WAUSAU, Wis. (WSAU) -- Brokaw Village officials and residents met with Marathon County’s Education and Economic Development Committee Tuesday evening, where Brokaw asked the county for help. They are over three million in debt, and they have a Tax Incremental Finance, or TIF District that is in distress due to large utility investments that relied on the mill.
Jim Rosenberg is on the committee, and says the best idea on the table right now is to get a study started so they have good data to plan a better future for Brokaw. “What we want to do is bring in a consultant. We’re going to talk about this at our June 23rd meeting of the Education and Economic Development Committee of the county about bringing in a consultant that will put together a study that shows what the situation is now, what some options might be going forward to make Brokaw into a more sustainable situation than it is right now.”

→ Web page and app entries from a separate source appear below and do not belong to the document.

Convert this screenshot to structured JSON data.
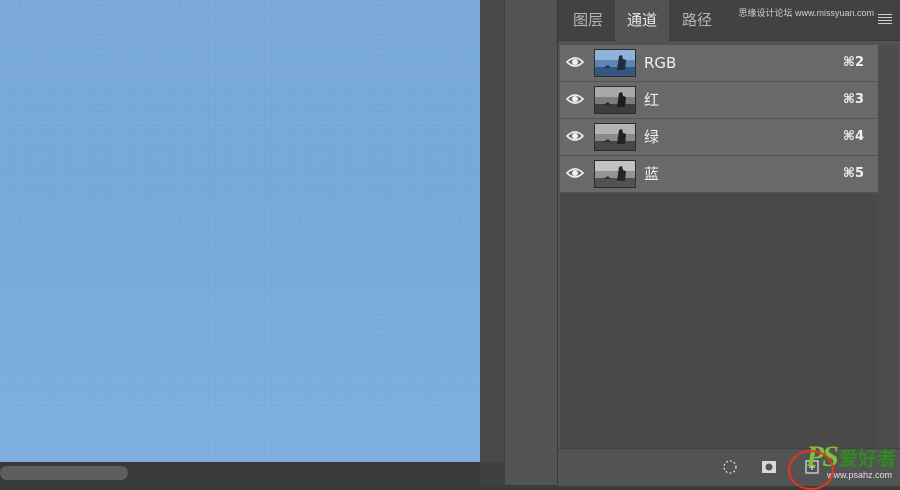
{
  "canvas": {
    "color": "#7aa9d8"
  },
  "panel": {
    "tabs": [
      {
        "label": "图层",
        "active": false
      },
      {
        "label": "通道",
        "active": true
      },
      {
        "label": "路径",
        "active": false
      }
    ],
    "menu_icon": "panel-menu-icon",
    "channels": [
      {
        "name": "RGB",
        "shortcut": "⌘2",
        "visible": true,
        "thumb": "color"
      },
      {
        "name": "红",
        "shortcut": "⌘3",
        "visible": true,
        "thumb": "gray"
      },
      {
        "name": "绿",
        "shortcut": "⌘4",
        "visible": true,
        "thumb": "gray"
      },
      {
        "name": "蓝",
        "shortcut": "⌘5",
        "visible": true,
        "thumb": "gray"
      }
    ],
    "footer_icons": [
      "load-selection-icon",
      "save-selection-icon",
      "new-channel-icon",
      "delete-channel-icon"
    ]
  },
  "watermark": {
    "top_text": "思缘设计论坛 www.missyuan.com",
    "logo_ps": "PS",
    "logo_cn": "爱好者",
    "url": "www.psahz.com"
  },
  "colors": {
    "accent_circle": "#e4361b",
    "active_tab_bg": "#535353"
  }
}
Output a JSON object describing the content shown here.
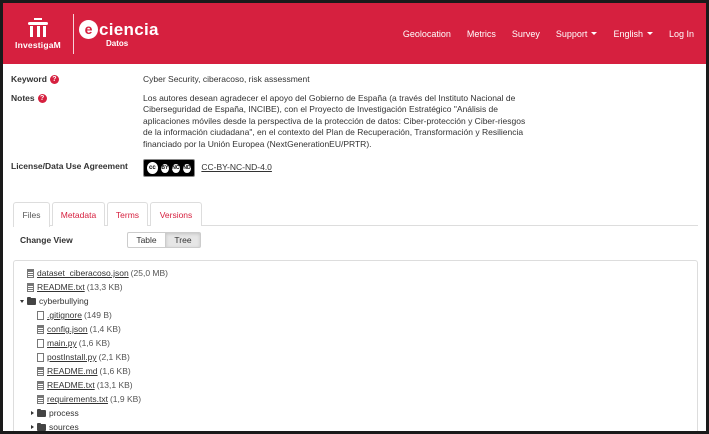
{
  "brand": {
    "investigam": "InvestigaM",
    "eciencia_letter": "e",
    "eciencia_word": "ciencia",
    "eciencia_sub": "Datos"
  },
  "nav": {
    "items": [
      {
        "label": "Geolocation"
      },
      {
        "label": "Metrics"
      },
      {
        "label": "Survey"
      },
      {
        "label": "Support",
        "dropdown": true
      },
      {
        "label": "English",
        "dropdown": true
      },
      {
        "label": "Log In"
      }
    ]
  },
  "help_glyph": "?",
  "keyword": {
    "label": "Keyword",
    "value": "Cyber Security, ciberacoso, risk assessment"
  },
  "notes": {
    "label": "Notes",
    "lines": [
      "Los autores desean agradecer el apoyo del Gobierno de España (a través del Instituto Nacional de",
      "Ciberseguridad de España, INCIBE), con el Proyecto de Investigación Estratégico \"Análisis de",
      "aplicaciones móviles desde la perspectiva de la protección de datos: Ciber-protección y Ciber-riesgos",
      "de la información ciudadana\", en el contexto del Plan de Recuperación, Transformación y Resiliencia",
      "financiado por la Unión Europea (NextGenerationEU/PRTR)."
    ]
  },
  "license": {
    "label": "License/Data Use Agreement",
    "badge_logo": "cc",
    "badge_symbols": [
      "BY",
      "NC",
      "ND"
    ],
    "link": "CC-BY-NC-ND-4.0"
  },
  "tabs": [
    {
      "label": "Files",
      "active": true
    },
    {
      "label": "Metadata",
      "active": false
    },
    {
      "label": "Terms",
      "active": false
    },
    {
      "label": "Versions",
      "active": false
    }
  ],
  "change_view": {
    "label": "Change View",
    "options": [
      "Table",
      "Tree"
    ],
    "selected": "Tree"
  },
  "tree": {
    "nodes": [
      {
        "name": "dataset_ciberacoso.json",
        "size": "(25,0 MB)"
      },
      {
        "name": "README.txt",
        "size": "(13,3 KB)"
      },
      {
        "name": "cyberbullying",
        "folder": true,
        "expanded": true
      },
      {
        "name": ".gitignore",
        "size": "(149 B)"
      },
      {
        "name": "config.json",
        "size": "(1,4 KB)"
      },
      {
        "name": "main.py",
        "size": "(1,6 KB)"
      },
      {
        "name": "postInstall.py",
        "size": "(2,1 KB)"
      },
      {
        "name": "README.md",
        "size": "(1,6 KB)"
      },
      {
        "name": "README.txt",
        "size": "(13,1 KB)"
      },
      {
        "name": "requirements.txt",
        "size": "(1,9 KB)"
      },
      {
        "name": "process",
        "folder": true,
        "expanded": false
      },
      {
        "name": "sources",
        "folder": true,
        "expanded": false
      }
    ]
  }
}
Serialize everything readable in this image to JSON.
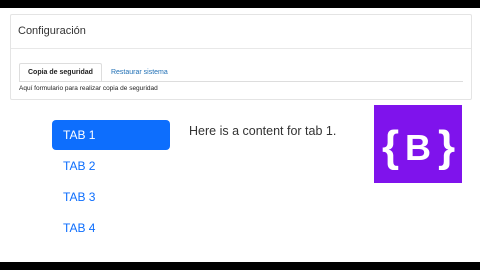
{
  "panel": {
    "title": "Configuración",
    "tabs": [
      {
        "label": "Copia de seguridad",
        "active": true
      },
      {
        "label": "Restaurar sistema",
        "active": false
      }
    ],
    "body_text": "Aquí formulario para realizar copia de seguridad"
  },
  "demo": {
    "pills": [
      {
        "label": "TAB 1",
        "active": true
      },
      {
        "label": "TAB 2",
        "active": false
      },
      {
        "label": "TAB 3",
        "active": false
      },
      {
        "label": "TAB 4",
        "active": false
      }
    ],
    "content_text": "Here is a content for tab 1."
  },
  "logo": {
    "letter": "B",
    "icon": "bootstrap-logo-icon"
  },
  "colors": {
    "accent": "#0d6efd",
    "brand": "#7f13ec"
  }
}
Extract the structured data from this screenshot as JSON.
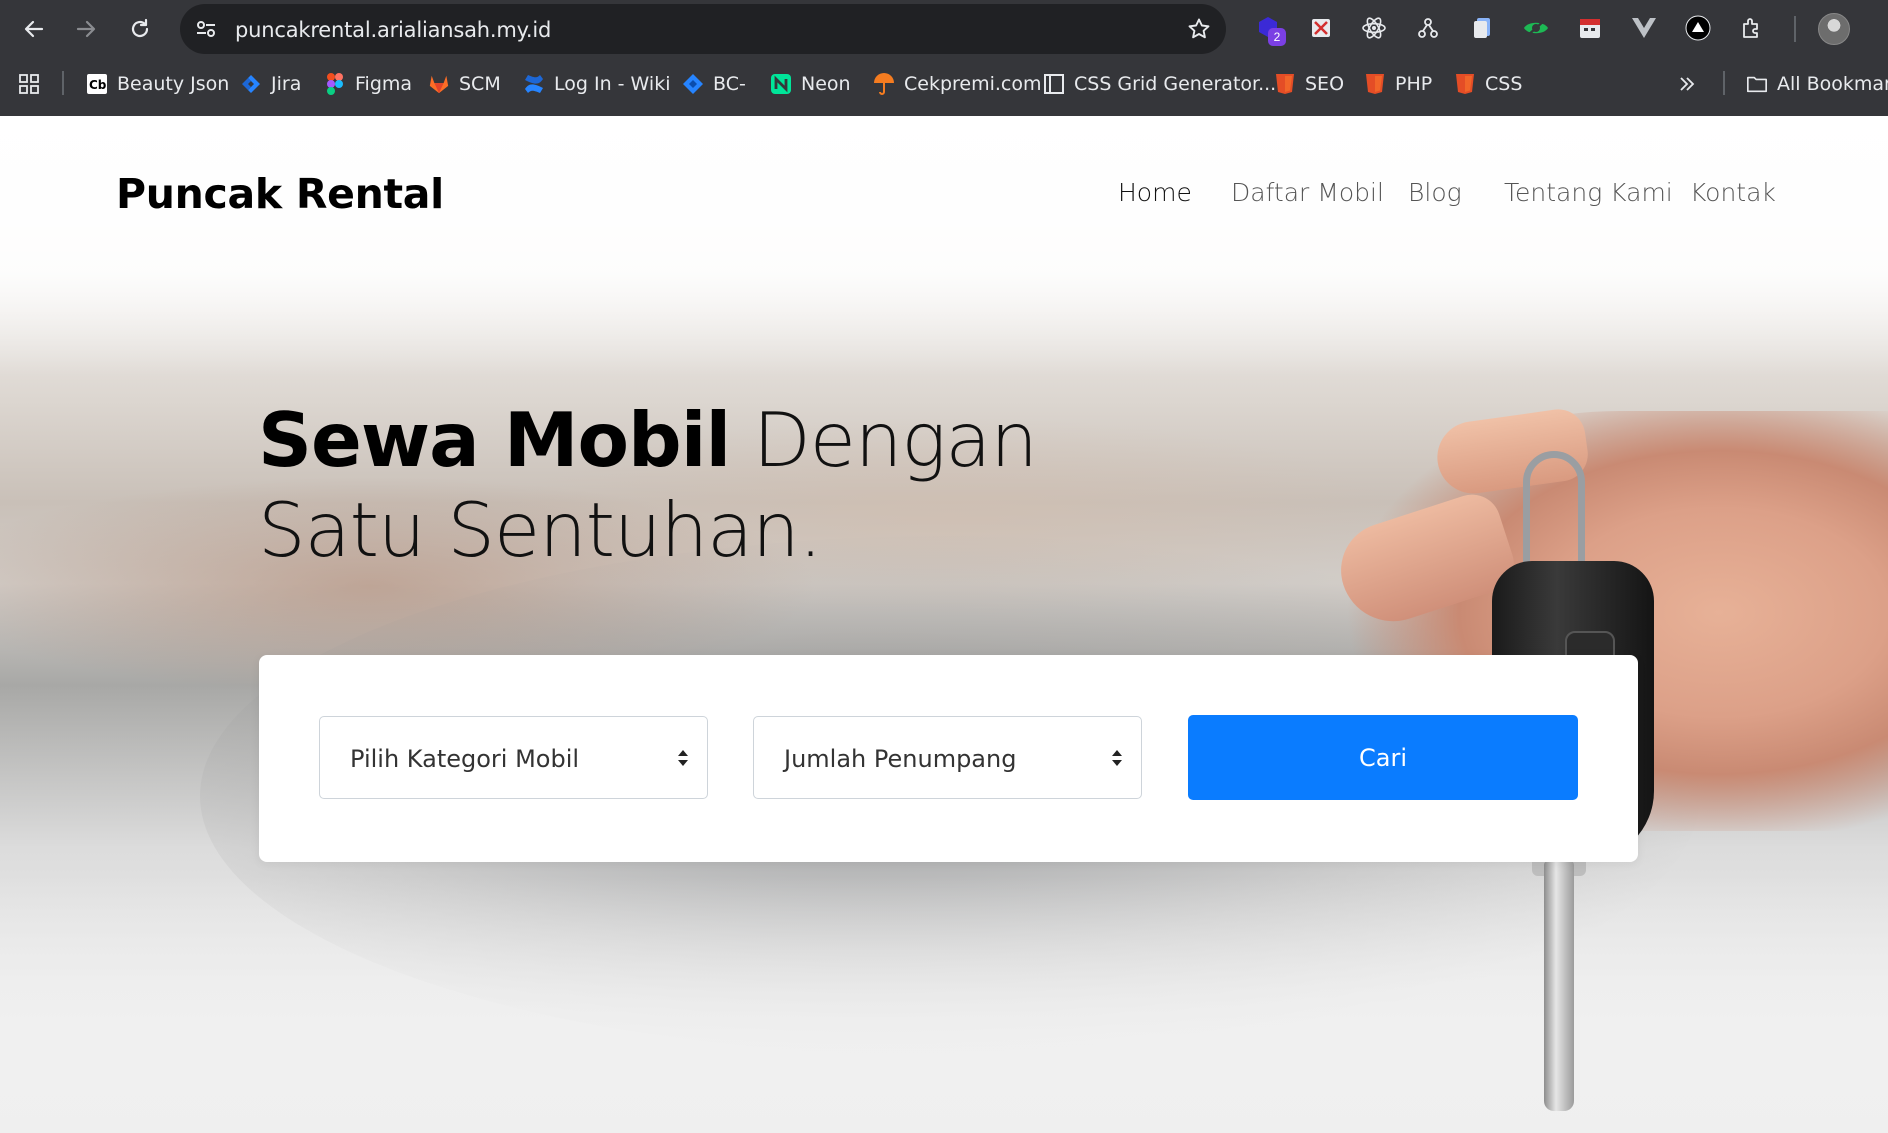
{
  "browser": {
    "url": "puncakrental.arialiansah.my.id",
    "extension_badge": "2",
    "bookmarks": [
      {
        "label": "Beauty Json",
        "icon": "cb-icon"
      },
      {
        "label": "Jira",
        "icon": "jira-icon"
      },
      {
        "label": "Figma",
        "icon": "figma-icon"
      },
      {
        "label": "SCM",
        "icon": "gitlab-icon"
      },
      {
        "label": "Log In - Wiki",
        "icon": "confluence-icon"
      },
      {
        "label": "BC-",
        "icon": "diamond-icon"
      },
      {
        "label": "Neon",
        "icon": "neon-icon"
      },
      {
        "label": "Cekpremi.com",
        "icon": "umbrella-icon"
      },
      {
        "label": "CSS Grid Generator...",
        "icon": "grid-icon"
      },
      {
        "label": "SEO",
        "icon": "html5-icon"
      },
      {
        "label": "PHP",
        "icon": "html5-icon"
      },
      {
        "label": "CSS",
        "icon": "html5-icon"
      }
    ],
    "all_bookmarks_label": "All Bookmark"
  },
  "site": {
    "brand": "Puncak Rental",
    "nav": [
      "Home",
      "Daftar Mobil",
      "Blog",
      "Tentang Kami",
      "Kontak"
    ],
    "active_nav": "Home",
    "hero": {
      "bold": "Sewa Mobil",
      "light": "Dengan",
      "line2": "Satu Sentuhan."
    },
    "search": {
      "category_select": "Pilih Kategori Mobil",
      "passenger_select": "Jumlah Penumpang",
      "submit": "Cari"
    },
    "colors": {
      "primary_button": "#0a7cff",
      "chrome_bg": "#35363a",
      "omnibox_bg": "#202124"
    }
  }
}
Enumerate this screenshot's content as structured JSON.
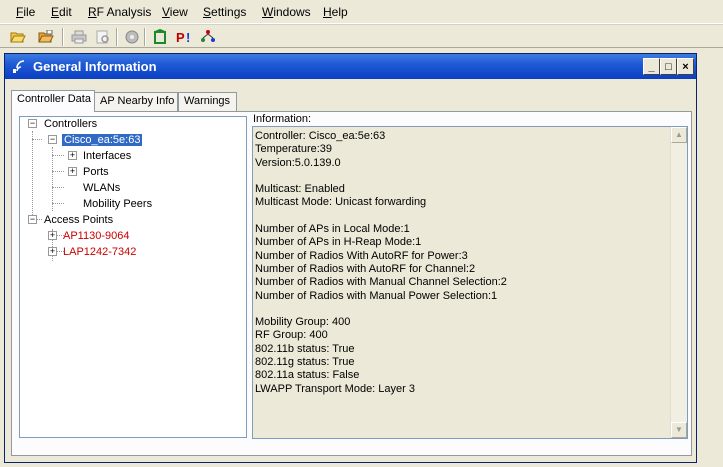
{
  "menubar": {
    "items": [
      {
        "mn": "F",
        "rest": "ile"
      },
      {
        "mn": "E",
        "rest": "dit"
      },
      {
        "mn": "R",
        "rest": "F Analysis"
      },
      {
        "mn": "V",
        "rest": "iew"
      },
      {
        "mn": "S",
        "rest": "ettings"
      },
      {
        "mn": "W",
        "rest": "indows"
      },
      {
        "mn": "H",
        "rest": "elp"
      }
    ]
  },
  "toolbar": {
    "icons": [
      "open-folder-icon",
      "open-file-icon",
      "print-icon",
      "print-preview-icon",
      "refresh-icon",
      "ap-icon",
      "p-alert-icon",
      "network-icon"
    ]
  },
  "window": {
    "title": "General Information",
    "min_glyph": "_",
    "max_glyph": "□",
    "close_glyph": "×"
  },
  "tabs": [
    {
      "label": "Controller Data",
      "active": true
    },
    {
      "label": "AP Nearby Info",
      "active": false
    },
    {
      "label": "Warnings",
      "active": false
    }
  ],
  "tree": {
    "controllers": "Controllers",
    "controller_name": "Cisco_ea:5e:63",
    "interfaces": "Interfaces",
    "ports": "Ports",
    "wlans": "WLANs",
    "mobility_peers": "Mobility Peers",
    "access_points": "Access Points",
    "ap1": "AP1130-9064",
    "ap2": "LAP1242-7342",
    "expanded_glyph": "−",
    "collapsed_glyph": "+"
  },
  "info": {
    "label": "Information:",
    "text": "Controller: Cisco_ea:5e:63\nTemperature:39\nVersion:5.0.139.0\n\nMulticast: Enabled\nMulticast Mode: Unicast forwarding\n\nNumber of APs in Local Mode:1\nNumber of APs in H-Reap Mode:1\nNumber of Radios With AutoRF for Power:3\nNumber of Radios with AutoRF for Channel:2\nNumber of Radios with Manual Channel Selection:2\nNumber of Radios with Manual Power Selection:1\n\nMobility Group: 400\nRF Group: 400\n802.11b status: True\n802.11g status: True\n802.11a status: False\nLWAPP Transport Mode: Layer 3",
    "scroll_up": "▲",
    "scroll_down": "▼"
  },
  "colors": {
    "title_bar": "#1f5ad6",
    "selection": "#316ac5",
    "ap_text": "#cc0000"
  }
}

Brokaw has a very small population and small number of taxable properties, which means the residents are forced to pay a much higher cost to support their village services that were designed to support residents and the mill. Rosenberg says recruiting a new business or industry to Brokaw is very difficult because of these costs. “When you have tax rates that aren’t real competitive and water rates that are very high because of the loss of volume that was being sold to Wausau Paper, it creates a scenario in which it’s very difficult to entice anybody to come in and go into business, and so you can’t really grow your way out of it very well.”
The Village of Brokaw has the infrastructure to support a new industry, and Rosenberg says the location has a lot going for it. “Brokaw is not a place without assets. It’s got an interchange on the highway, which is something that is very valuable. It’s got infrastructure that can support industry and homes, and it’s a pretty location on the river, and so it’s worth talking about what we can do to make that into a sustainable situation going forward.”
Rosenberg admits the Marathon County Board is not always anxious to hire a consultant, but he is hopeful the idea passes the committee and gets board support. “I’m hopeful that, if that’s the conclusion the committee reaches on the 23rd and we advance that to the board, that there will be support for that.”
Wausau City Council Alderman Keene Winters had previously offered the concept of Wausau annexing Brokaw, but there are two major problems with that. First, Brokaw would have to dissolve as a village because cities cannot annex villages. Second, there would have to be a contiguous strip of land connecting Brokaw and Wausau, which is something the Towns of Wausau, Maine, and Texas would not support.